*Dataset rows for apps and sites*:
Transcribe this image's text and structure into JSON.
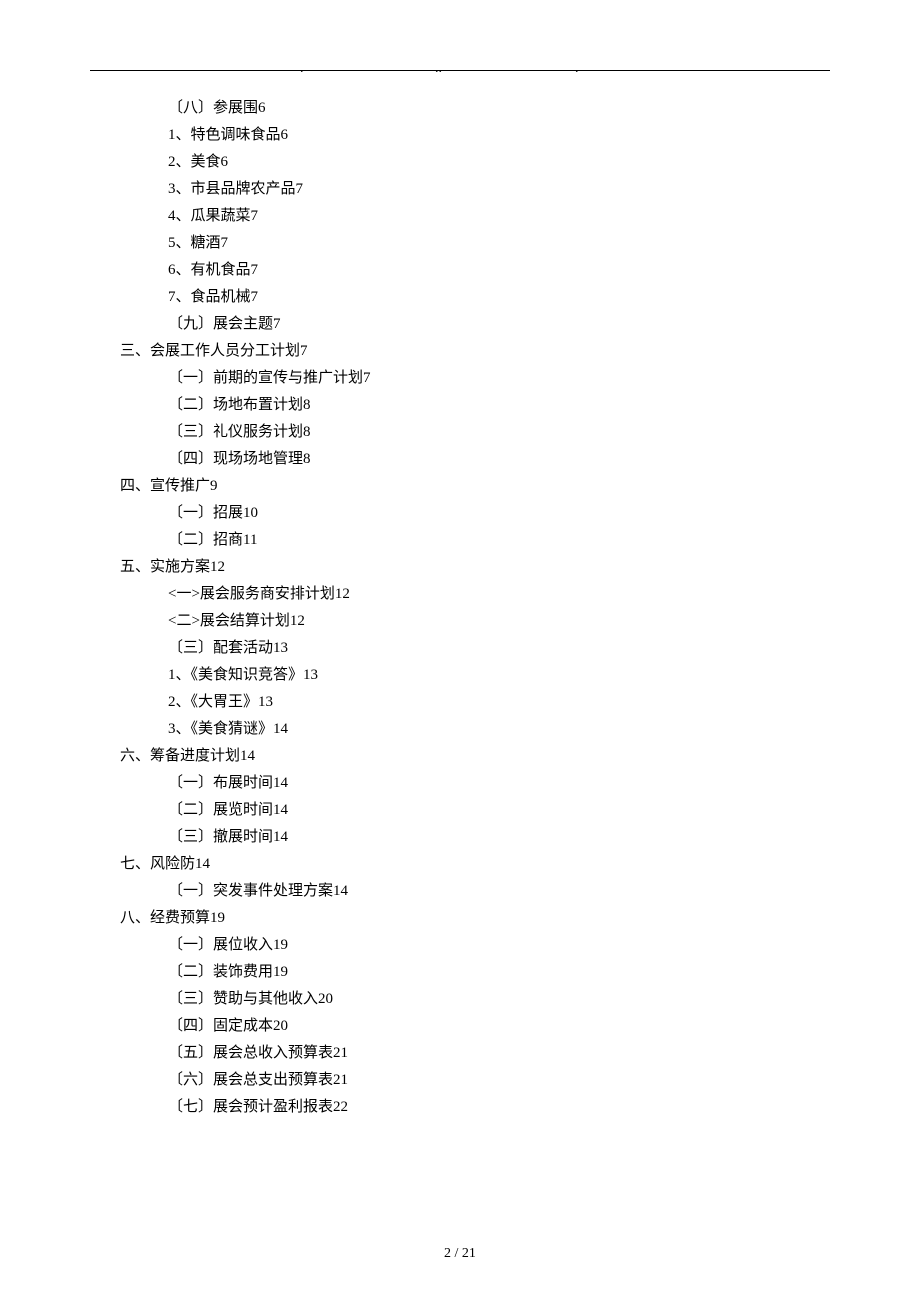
{
  "toc": [
    {
      "level": 2,
      "text": "〔八〕参展围",
      "page": "6"
    },
    {
      "level": 3,
      "text": "1、特色调味食品",
      "page": "6"
    },
    {
      "level": 3,
      "text": "2、美食",
      "page": "6"
    },
    {
      "level": 3,
      "text": "3、市县品牌农产品",
      "page": "7"
    },
    {
      "level": 3,
      "text": "4、瓜果蔬菜",
      "page": "7"
    },
    {
      "level": 3,
      "text": "5、糖酒",
      "page": "7"
    },
    {
      "level": 3,
      "text": "6、有机食品",
      "page": "7"
    },
    {
      "level": 3,
      "text": "7、食品机械",
      "page": "7"
    },
    {
      "level": 2,
      "text": "〔九〕展会主题",
      "page": "7"
    },
    {
      "level": 1,
      "text": "三、会展工作人员分工计划",
      "page": "7"
    },
    {
      "level": 2,
      "text": "〔一〕前期的宣传与推广计划",
      "page": "7"
    },
    {
      "level": 2,
      "text": "〔二〕场地布置计划",
      "page": "8"
    },
    {
      "level": 2,
      "text": "〔三〕礼仪服务计划",
      "page": "8"
    },
    {
      "level": 2,
      "text": "〔四〕现场场地管理",
      "page": "8"
    },
    {
      "level": 1,
      "text": "四、宣传推广",
      "page": "9"
    },
    {
      "level": 2,
      "text": "〔一〕招展",
      "page": "10"
    },
    {
      "level": 2,
      "text": "〔二〕招商",
      "page": "11"
    },
    {
      "level": 1,
      "text": "五、实施方案",
      "page": "12"
    },
    {
      "level": 2,
      "text": "<一>展会服务商安排计划",
      "page": "12"
    },
    {
      "level": 2,
      "text": "<二>展会结算计划",
      "page": "12"
    },
    {
      "level": 2,
      "text": "〔三〕配套活动",
      "page": "13"
    },
    {
      "level": 3,
      "text": "1、《美食知识竞答》",
      "page": "13"
    },
    {
      "level": 3,
      "text": "2、《大胃王》",
      "page": "13"
    },
    {
      "level": 3,
      "text": "3、《美食猜谜》",
      "page": "14"
    },
    {
      "level": 1,
      "text": "六、筹备进度计划",
      "page": "14"
    },
    {
      "level": 2,
      "text": "〔一〕布展时间",
      "page": "14"
    },
    {
      "level": 2,
      "text": "〔二〕展览时间",
      "page": "14"
    },
    {
      "level": 2,
      "text": "〔三〕撤展时间",
      "page": "14"
    },
    {
      "level": 1,
      "text": "七、风险防",
      "page": "14"
    },
    {
      "level": 2,
      "text": "〔一〕突发事件处理方案",
      "page": "14"
    },
    {
      "level": 1,
      "text": "八、经费预算",
      "page": "19"
    },
    {
      "level": 2,
      "text": "〔一〕展位收入",
      "page": "19"
    },
    {
      "level": 2,
      "text": "〔二〕装饰费用",
      "page": "19"
    },
    {
      "level": 2,
      "text": "〔三〕赞助与其他收入",
      "page": "20"
    },
    {
      "level": 2,
      "text": "〔四〕固定成本",
      "page": "20"
    },
    {
      "level": 2,
      "text": "〔五〕展会总收入预算表",
      "page": "21"
    },
    {
      "level": 2,
      "text": "〔六〕展会总支出预算表",
      "page": "21"
    },
    {
      "level": 2,
      "text": "〔七〕展会预计盈利报表",
      "page": "22"
    }
  ],
  "footer": "2 / 21"
}
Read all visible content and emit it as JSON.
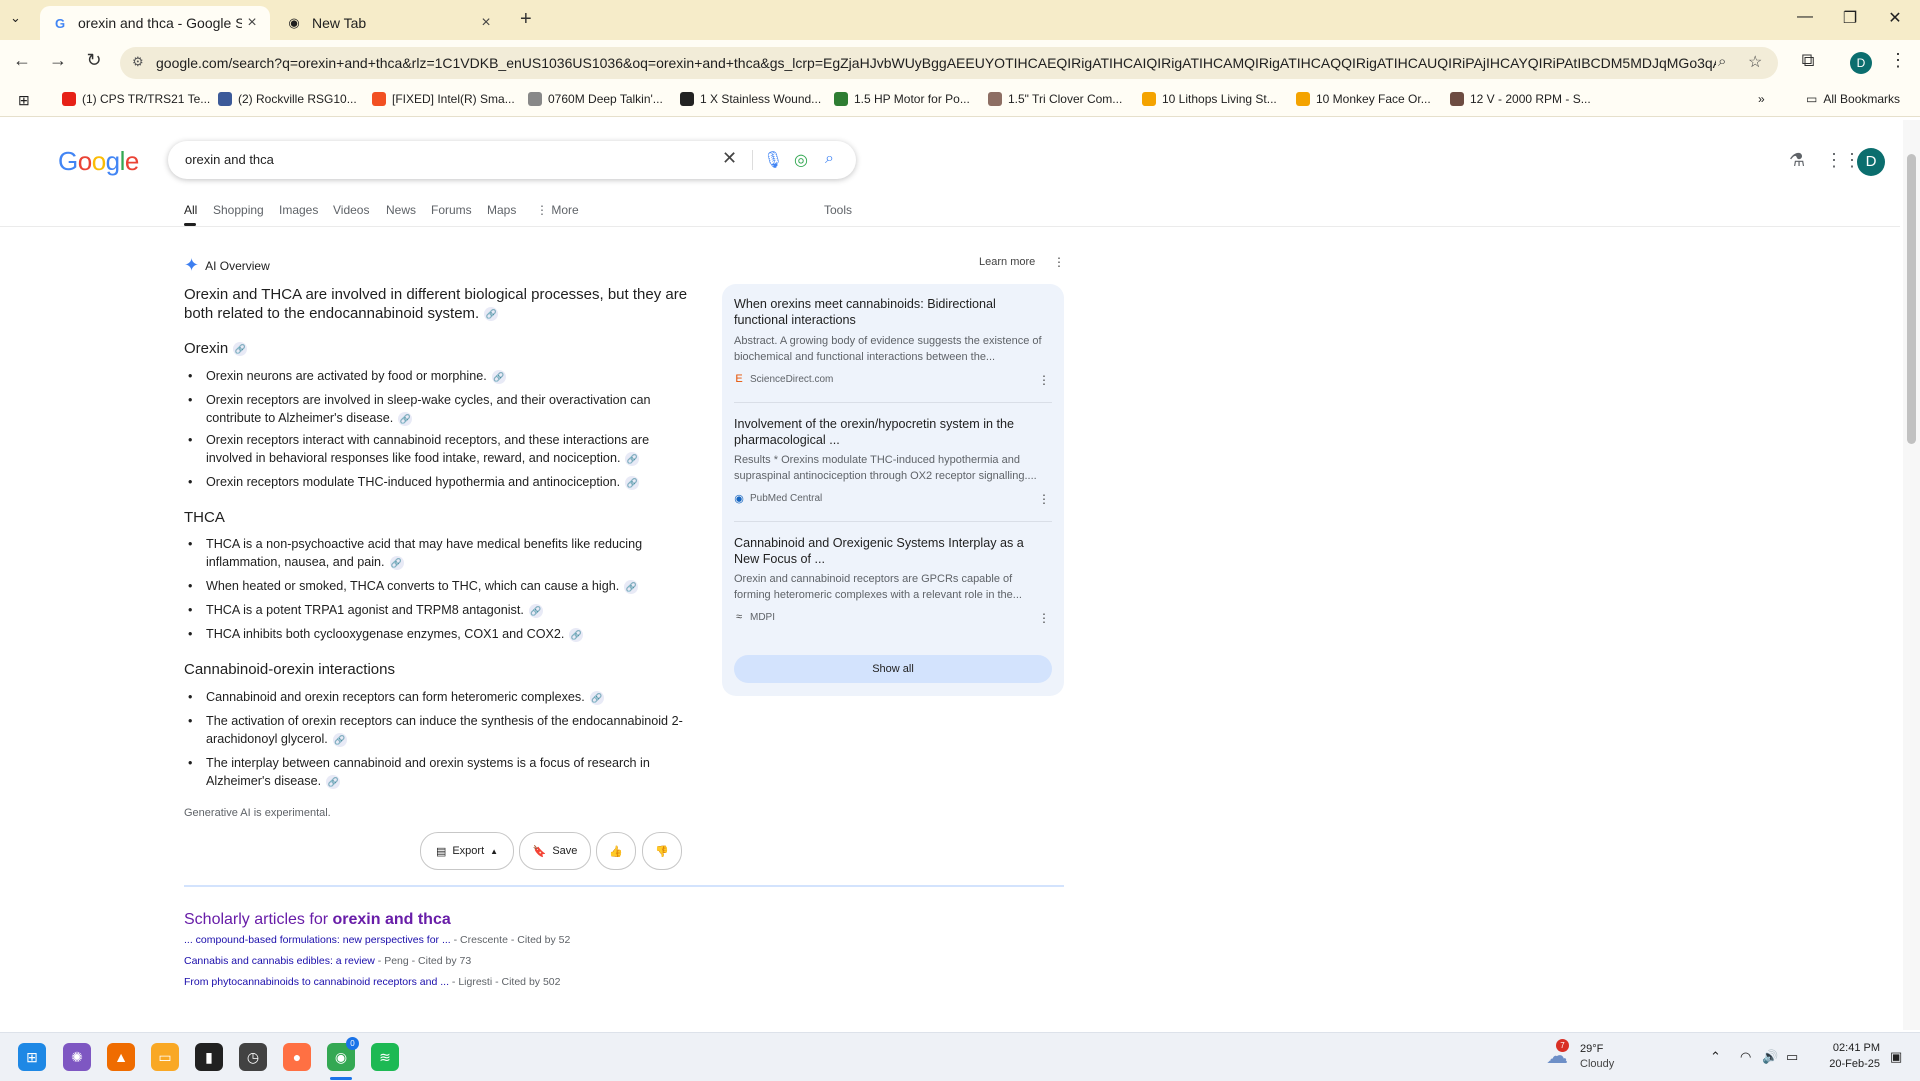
{
  "browser": {
    "tabs": [
      {
        "title": "orexin and thca - Google Search",
        "active": true
      },
      {
        "title": "New Tab",
        "active": false
      }
    ],
    "url": "google.com/search?q=orexin+and+thca&rlz=1C1VDKB_enUS1036US1036&oq=orexin+and+thca&gs_lcrp=EgZjaHJvbWUyBggAEEUYOTIHCAEQIRigATIHCAIQIRigATIHCAMQIRigATIHCAQQIRigATIHCAUQIRiPAjIHCAYQIRiPAtIBCDM5MDJqMGo3qAIAs...",
    "bookmarks": [
      "(1) CPS TR/TRS21 Te...",
      "(2) Rockville RSG10...",
      "[FIXED] Intel(R) Sma...",
      "0760M Deep Talkin'...",
      "1 X Stainless Wound...",
      "1.5 HP Motor for Po...",
      "1.5\" Tri Clover Com...",
      "10 Lithops Living St...",
      "10 Monkey Face Or...",
      "12 V - 2000 RPM - S..."
    ],
    "all_bookmarks": "All Bookmarks",
    "profile_initial": "D"
  },
  "google": {
    "logo": "Google",
    "query": "orexin and thca",
    "filters": [
      "All",
      "Shopping",
      "Images",
      "Videos",
      "News",
      "Forums",
      "Maps",
      "More"
    ],
    "tools": "Tools",
    "avatar": "D"
  },
  "ai": {
    "title": "AI Overview",
    "learn_more": "Learn more",
    "intro": "Orexin and THCA are involved in different biological processes, but they are both related to the endocannabinoid system.",
    "sections": [
      {
        "heading": "Orexin",
        "bullets": [
          "Orexin neurons are activated by food or morphine.",
          "Orexin receptors are involved in sleep-wake cycles, and their overactivation can contribute to Alzheimer's disease.",
          "Orexin receptors interact with cannabinoid receptors, and these interactions are involved in behavioral responses like food intake, reward, and nociception.",
          "Orexin receptors modulate THC-induced hypothermia and antinociception."
        ]
      },
      {
        "heading": "THCA",
        "bullets": [
          "THCA is a non-psychoactive acid that may have medical benefits like reducing inflammation, nausea, and pain.",
          "When heated or smoked, THCA converts to THC, which can cause a high.",
          "THCA is a potent TRPA1 agonist and TRPM8 antagonist.",
          "THCA inhibits both cyclooxygenase enzymes, COX1 and COX2."
        ]
      },
      {
        "heading": "Cannabinoid-orexin interactions",
        "bullets": [
          "Cannabinoid and orexin receptors can form heteromeric complexes.",
          "The activation of orexin receptors can induce the synthesis of the endocannabinoid 2-arachidonoyl glycerol.",
          "The interplay between cannabinoid and orexin systems is a focus of research in Alzheimer's disease."
        ]
      }
    ],
    "note": "Generative AI is experimental.",
    "export": "Export",
    "save": "Save"
  },
  "sources": [
    {
      "title": "When orexins meet cannabinoids: Bidirectional functional interactions",
      "desc": "Abstract. A growing body of evidence suggests the existence of biochemical and functional interactions between the...",
      "site": "ScienceDirect.com"
    },
    {
      "title": "Involvement of the orexin/hypocretin system in the pharmacological ...",
      "desc": "Results * Orexins modulate THC-induced hypothermia and supraspinal antinociception through OX2 receptor signalling....",
      "site": "PubMed Central"
    },
    {
      "title": "Cannabinoid and Orexigenic Systems Interplay as a New Focus of ...",
      "desc": "Orexin and cannabinoid receptors are GPCRs capable of forming heteromeric complexes with a relevant role in the...",
      "site": "MDPI"
    }
  ],
  "show_all": "Show all",
  "scholarly": {
    "prefix": "Scholarly articles for ",
    "query": "orexin and thca",
    "items": [
      {
        "title": "... compound-based formulations: new perspectives for ...",
        "meta": " - Crescente - Cited by 52"
      },
      {
        "title": "Cannabis and cannabis edibles: a review",
        "meta": " - Peng - Cited by 73"
      },
      {
        "title": "From phytocannabinoids to cannabinoid receptors and ...",
        "meta": " - Ligresti - Cited by 502"
      }
    ]
  },
  "taskbar": {
    "weather_badge": "7",
    "temp": "29°F",
    "condition": "Cloudy",
    "time": "02:41 PM",
    "date": "20-Feb-25",
    "chrome_badge": "0"
  }
}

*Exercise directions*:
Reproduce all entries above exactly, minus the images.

*Your response*:
Transcribe this image's text and structure into JSON.
{
  "toc": [
    {
      "level": 2,
      "text": "〔八〕参展围",
      "page": "6"
    },
    {
      "level": 3,
      "text": "1、特色调味食品",
      "page": "6"
    },
    {
      "level": 3,
      "text": "2、美食",
      "page": "6"
    },
    {
      "level": 3,
      "text": "3、市县品牌农产品",
      "page": "7"
    },
    {
      "level": 3,
      "text": "4、瓜果蔬菜",
      "page": "7"
    },
    {
      "level": 3,
      "text": "5、糖酒",
      "page": "7"
    },
    {
      "level": 3,
      "text": "6、有机食品",
      "page": "7"
    },
    {
      "level": 3,
      "text": "7、食品机械",
      "page": "7"
    },
    {
      "level": 2,
      "text": "〔九〕展会主题",
      "page": "7"
    },
    {
      "level": 1,
      "text": "三、会展工作人员分工计划",
      "page": "7"
    },
    {
      "level": 2,
      "text": "〔一〕前期的宣传与推广计划",
      "page": "7"
    },
    {
      "level": 2,
      "text": "〔二〕场地布置计划",
      "page": "8"
    },
    {
      "level": 2,
      "text": "〔三〕礼仪服务计划",
      "page": "8"
    },
    {
      "level": 2,
      "text": "〔四〕现场场地管理",
      "page": "8"
    },
    {
      "level": 1,
      "text": "四、宣传推广",
      "page": "9"
    },
    {
      "level": 2,
      "text": "〔一〕招展",
      "page": "10"
    },
    {
      "level": 2,
      "text": "〔二〕招商",
      "page": "11"
    },
    {
      "level": 1,
      "text": "五、实施方案",
      "page": "12"
    },
    {
      "level": 2,
      "text": "<一>展会服务商安排计划",
      "page": "12"
    },
    {
      "level": 2,
      "text": "<二>展会结算计划",
      "page": "12"
    },
    {
      "level": 2,
      "text": "〔三〕配套活动",
      "page": "13"
    },
    {
      "level": 3,
      "text": "1、《美食知识竞答》",
      "page": "13"
    },
    {
      "level": 3,
      "text": "2、《大胃王》",
      "page": "13"
    },
    {
      "level": 3,
      "text": "3、《美食猜谜》",
      "page": "14"
    },
    {
      "level": 1,
      "text": "六、筹备进度计划",
      "page": "14"
    },
    {
      "level": 2,
      "text": "〔一〕布展时间",
      "page": "14"
    },
    {
      "level": 2,
      "text": "〔二〕展览时间",
      "page": "14"
    },
    {
      "level": 2,
      "text": "〔三〕撤展时间",
      "page": "14"
    },
    {
      "level": 1,
      "text": "七、风险防",
      "page": "14"
    },
    {
      "level": 2,
      "text": "〔一〕突发事件处理方案",
      "page": "14"
    },
    {
      "level": 1,
      "text": "八、经费预算",
      "page": "19"
    },
    {
      "level": 2,
      "text": "〔一〕展位收入",
      "page": "19"
    },
    {
      "level": 2,
      "text": "〔二〕装饰费用",
      "page": "19"
    },
    {
      "level": 2,
      "text": "〔三〕赞助与其他收入",
      "page": "20"
    },
    {
      "level": 2,
      "text": "〔四〕固定成本",
      "page": "20"
    },
    {
      "level": 2,
      "text": "〔五〕展会总收入预算表",
      "page": "21"
    },
    {
      "level": 2,
      "text": "〔六〕展会总支出预算表",
      "page": "21"
    },
    {
      "level": 2,
      "text": "〔七〕展会预计盈利报表",
      "page": "22"
    }
  ],
  "footer": "2 / 21"
}
Read all visible content and emit it as JSON.
{
  "browser": {
    "tabs": [
      {
        "title": "orexin and thca - Google Search",
        "active": true
      },
      {
        "title": "New Tab",
        "active": false
      }
    ],
    "url": "google.com/search?q=orexin+and+thca&rlz=1C1VDKB_enUS1036US1036&oq=orexin+and+thca&gs_lcrp=EgZjaHJvbWUyBggAEEUYOTIHCAEQIRigATIHCAIQIRigATIHCAMQIRigATIHCAQQIRigATIHCAUQIRiPAjIHCAYQIRiPAtIBCDM5MDJqMGo3qAIAs...",
    "bookmarks": [
      "(1) CPS TR/TRS21 Te...",
      "(2) Rockville RSG10...",
      "[FIXED] Intel(R) Sma...",
      "0760M Deep Talkin'...",
      "1 X Stainless Wound...",
      "1.5 HP Motor for Po...",
      "1.5\" Tri Clover Com...",
      "10 Lithops Living St...",
      "10 Monkey Face Or...",
      "12 V - 2000 RPM - S..."
    ],
    "all_bookmarks": "All Bookmarks",
    "profile_initial": "D"
  },
  "google": {
    "logo": "Google",
    "query": "orexin and thca",
    "filters": [
      "All",
      "Shopping",
      "Images",
      "Videos",
      "News",
      "Forums",
      "Maps",
      "More"
    ],
    "tools": "Tools",
    "avatar": "D"
  },
  "ai": {
    "title": "AI Overview",
    "learn_more": "Learn more",
    "intro": "Orexin and THCA are involved in different biological processes, but they are both related to the endocannabinoid system.",
    "sections": [
      {
        "heading": "Orexin",
        "bullets": [
          "Orexin neurons are activated by food or morphine.",
          "Orexin receptors are involved in sleep-wake cycles, and their overactivation can contribute to Alzheimer's disease.",
          "Orexin receptors interact with cannabinoid receptors, and these interactions are involved in behavioral responses like food intake, reward, and nociception.",
          "Orexin receptors modulate THC-induced hypothermia and antinociception."
        ]
      },
      {
        "heading": "THCA",
        "bullets": [
          "THCA is a non-psychoactive acid that may have medical benefits like reducing inflammation, nausea, and pain.",
          "When heated or smoked, THCA converts to THC, which can cause a high.",
          "THCA is a potent TRPA1 agonist and TRPM8 antagonist.",
          "THCA inhibits both cyclooxygenase enzymes, COX1 and COX2."
        ]
      },
      {
        "heading": "Cannabinoid-orexin interactions",
        "bullets": [
          "Cannabinoid and orexin receptors can form heteromeric complexes.",
          "The activation of orexin receptors can induce the synthesis of the endocannabinoid 2-arachidonoyl glycerol.",
          "The interplay between cannabinoid and orexin systems is a focus of research in Alzheimer's disease."
        ]
      }
    ],
    "note": "Generative AI is experimental.",
    "export": "Export",
    "save": "Save"
  },
  "sources": [
    {
      "title": "When orexins meet cannabinoids: Bidirectional functional interactions",
      "desc": "Abstract. A growing body of evidence suggests the existence of biochemical and functional interactions between the...",
      "site": "ScienceDirect.com"
    },
    {
      "title": "Involvement of the orexin/hypocretin system in the pharmacological ...",
      "desc": "Results * Orexins modulate THC-induced hypothermia and supraspinal antinociception through OX2 receptor signalling....",
      "site": "PubMed Central"
    },
    {
      "title": "Cannabinoid and Orexigenic Systems Interplay as a New Focus of ...",
      "desc": "Orexin and cannabinoid receptors are GPCRs capable of forming heteromeric complexes with a relevant role in the...",
      "site": "MDPI"
    }
  ],
  "show_all": "Show all",
  "scholarly": {
    "prefix": "Scholarly articles for ",
    "query": "orexin and thca",
    "items": [
      {
        "title": "... compound-based formulations: new perspectives for ...",
        "meta": " - Crescente - Cited by 52"
      },
      {
        "title": "Cannabis and cannabis edibles: a review",
        "meta": " - Peng - Cited by 73"
      },
      {
        "title": "From phytocannabinoids to cannabinoid receptors and ...",
        "meta": " - Ligresti - Cited by 502"
      }
    ]
  },
  "taskbar": {
    "weather_badge": "7",
    "temp": "29°F",
    "condition": "Cloudy",
    "time": "02:41 PM",
    "date": "20-Feb-25",
    "chrome_badge": "0"
  }
}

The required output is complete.